Among the lines below, copy each one in which "正在扫描" appears.

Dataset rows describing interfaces
---------------
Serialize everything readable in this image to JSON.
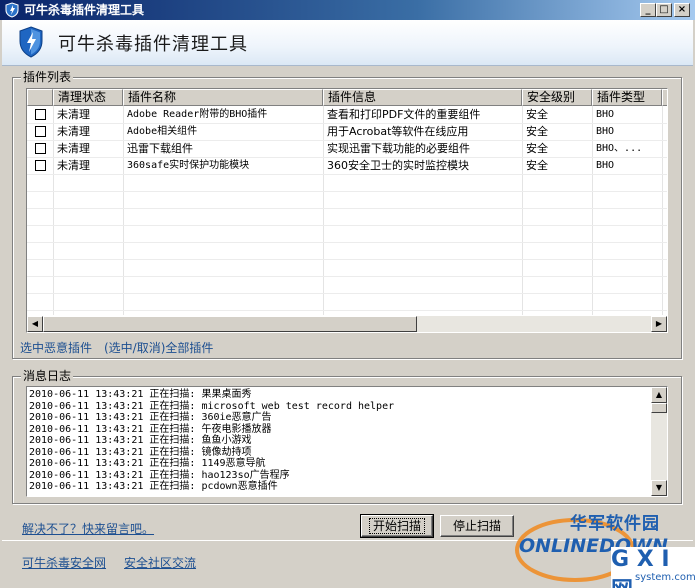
{
  "window": {
    "title": "可牛杀毒插件清理工具",
    "minimize": "_",
    "maximize": "□",
    "close": "×"
  },
  "header": {
    "title": "可牛杀毒插件清理工具"
  },
  "plugin_list": {
    "legend": "插件列表",
    "columns": [
      "清理状态",
      "插件名称",
      "插件信息",
      "安全级别",
      "插件类型"
    ],
    "rows": [
      {
        "checked": false,
        "status": "未清理",
        "name": "Adobe Reader附带的BHO插件",
        "info": "查看和打印PDF文件的重要组件",
        "level": "安全",
        "type": "BHO"
      },
      {
        "checked": false,
        "status": "未清理",
        "name": "Adobe相关组件",
        "info": "用于Acrobat等软件在线应用",
        "level": "安全",
        "type": "BHO"
      },
      {
        "checked": false,
        "status": "未清理",
        "name": "迅雷下载组件",
        "info": "实现迅雷下载功能的必要组件",
        "level": "安全",
        "type": "BHO、..."
      },
      {
        "checked": false,
        "status": "未清理",
        "name": "360safe实时保护功能模块",
        "info": "360安全卫士的实时监控模块",
        "level": "安全",
        "type": "BHO"
      }
    ],
    "select_malicious": "选中恶意插件",
    "toggle_all": "(选中/取消)全部插件"
  },
  "log": {
    "legend": "消息日志",
    "lines": [
      "2010-06-11 13:43:21 正在扫描: 果果桌面秀",
      "2010-06-11 13:43:21 正在扫描: microsoft web test record helper",
      "2010-06-11 13:43:21 正在扫描: 360ie恶意广告",
      "2010-06-11 13:43:21 正在扫描: 午夜电影播放器",
      "2010-06-11 13:43:21 正在扫描: 鱼鱼小游戏",
      "2010-06-11 13:43:21 正在扫描: 镜像劫持项",
      "2010-06-11 13:43:21 正在扫描: 1149恶意导航",
      "2010-06-11 13:43:21 正在扫描: hao123so广告程序",
      "2010-06-11 13:43:21 正在扫描: pcdown恶意插件"
    ]
  },
  "actions": {
    "help_link": "解决不了？快来留言吧。",
    "start_scan": "开始扫描",
    "stop_scan": "停止扫描"
  },
  "footer": {
    "site_link": "可牛杀毒安全网",
    "community_link": "安全社区交流"
  },
  "watermark": {
    "brand_cn": "华军软件园",
    "brand_en": "ONLINEDOWN",
    "gxi": "G X I 网",
    "domain": "system.com"
  },
  "colors": {
    "title_start": "#0a246a",
    "title_end": "#a6caf0",
    "link": "#1d4f91",
    "face": "#d4d0c8",
    "watermark_orange": "#f0891f",
    "watermark_blue": "#1f5fb0"
  }
}
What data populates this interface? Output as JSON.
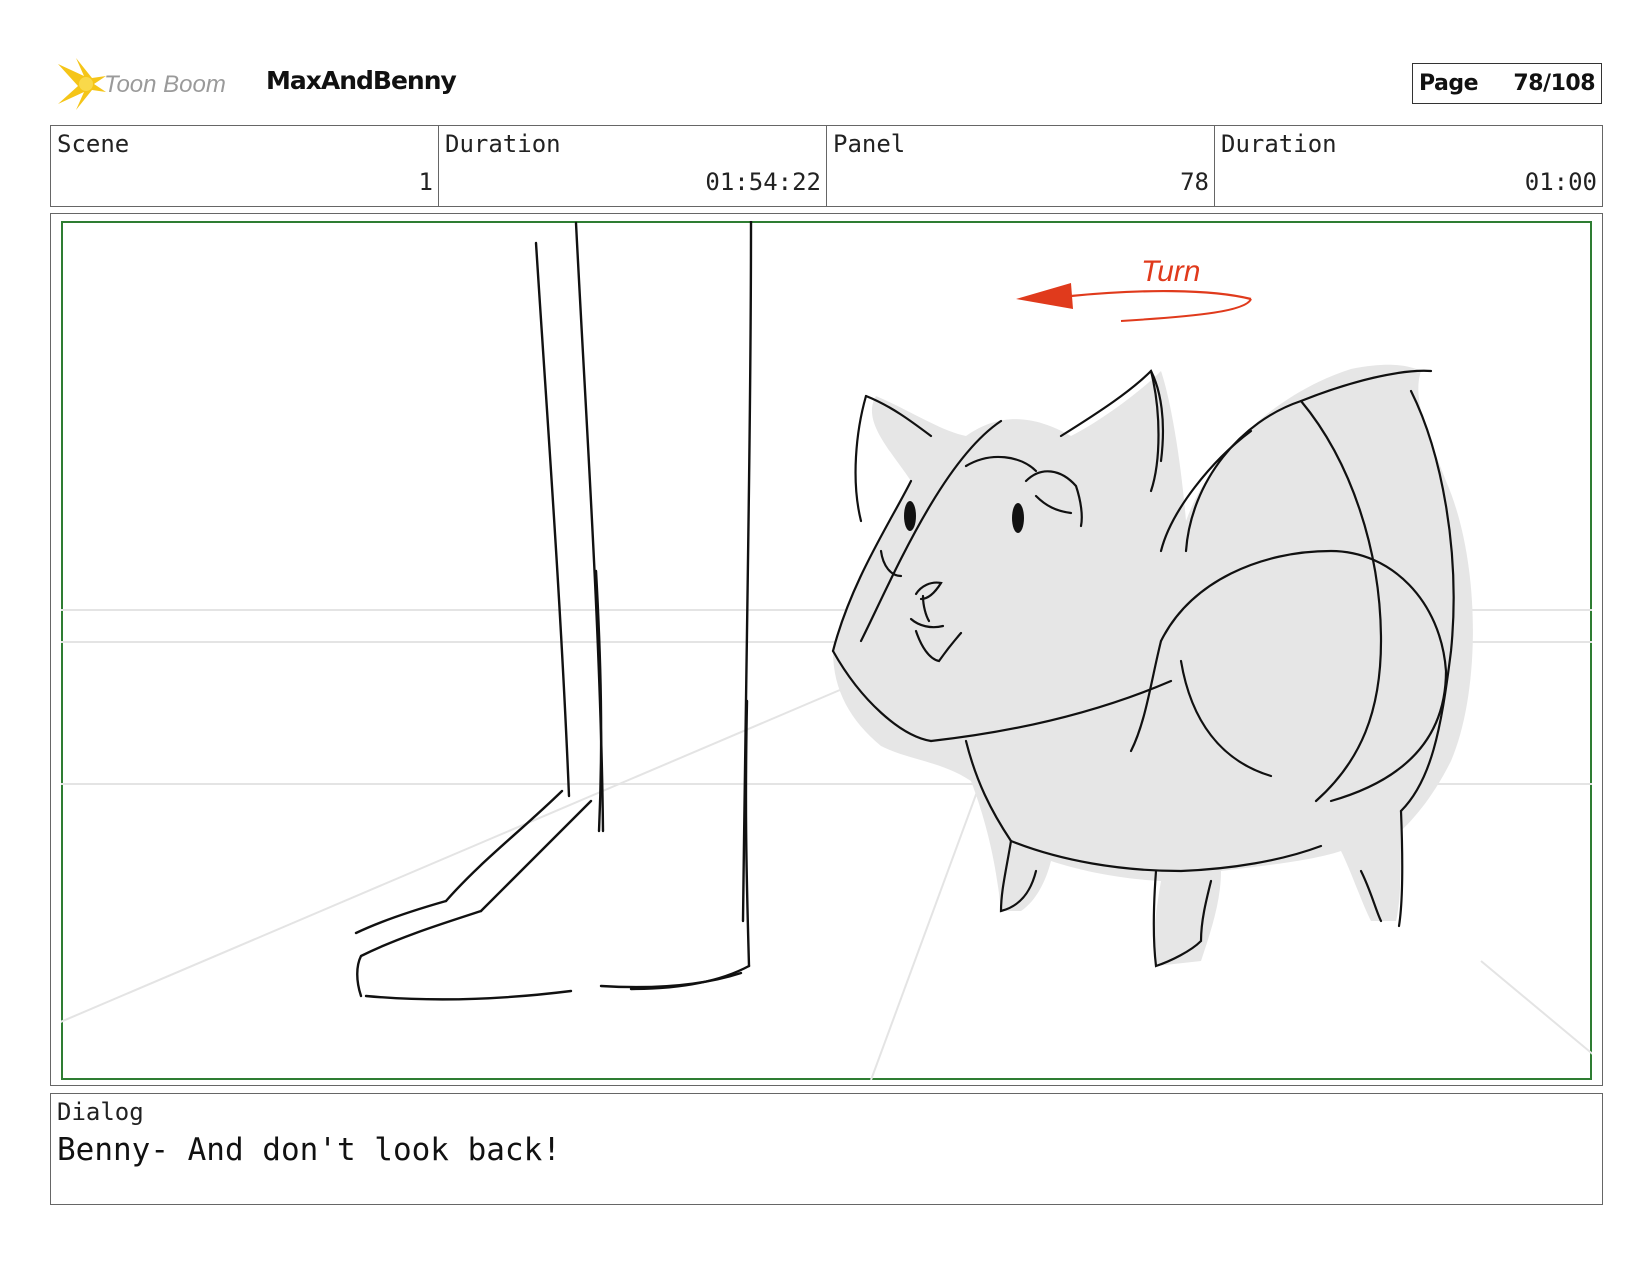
{
  "header": {
    "brand_name": "Toon Boom",
    "project_title": "MaxAndBenny",
    "page_label": "Page",
    "page_value": "78/108"
  },
  "info": {
    "scene_label": "Scene",
    "scene_value": "1",
    "scene_duration_label": "Duration",
    "scene_duration_value": "01:54:22",
    "panel_label": "Panel",
    "panel_value": "78",
    "panel_duration_label": "Duration",
    "panel_duration_value": "01:00"
  },
  "panel": {
    "annotation": "Turn",
    "annotation_color": "#e03a1c",
    "frame_color": "#2e7d32"
  },
  "dialog": {
    "label": "Dialog",
    "text": "Benny- And don't look back!"
  },
  "colors": {
    "logo_yellow": "#f5c518",
    "logo_text": "#9a9a9a",
    "fill_gray": "#e6e6e6"
  }
}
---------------
• **Final answer**:
      "2010-06-11 13:43:21 正在扫描: 果果桌面秀",
      "2010-06-11 13:43:21 正在扫描: microsoft web test record helper",
      "2010-06-11 13:43:21 正在扫描: 360ie恶意广告",
      "2010-06-11 13:43:21 正在扫描: 午夜电影播放器",
      "2010-06-11 13:43:21 正在扫描: 鱼鱼小游戏",
      "2010-06-11 13:43:21 正在扫描: 镜像劫持项",
      "2010-06-11 13:43:21 正在扫描: 1149恶意导航",
      "2010-06-11 13:43:21 正在扫描: hao123so广告程序",
      "2010-06-11 13:43:21 正在扫描: pcdown恶意插件"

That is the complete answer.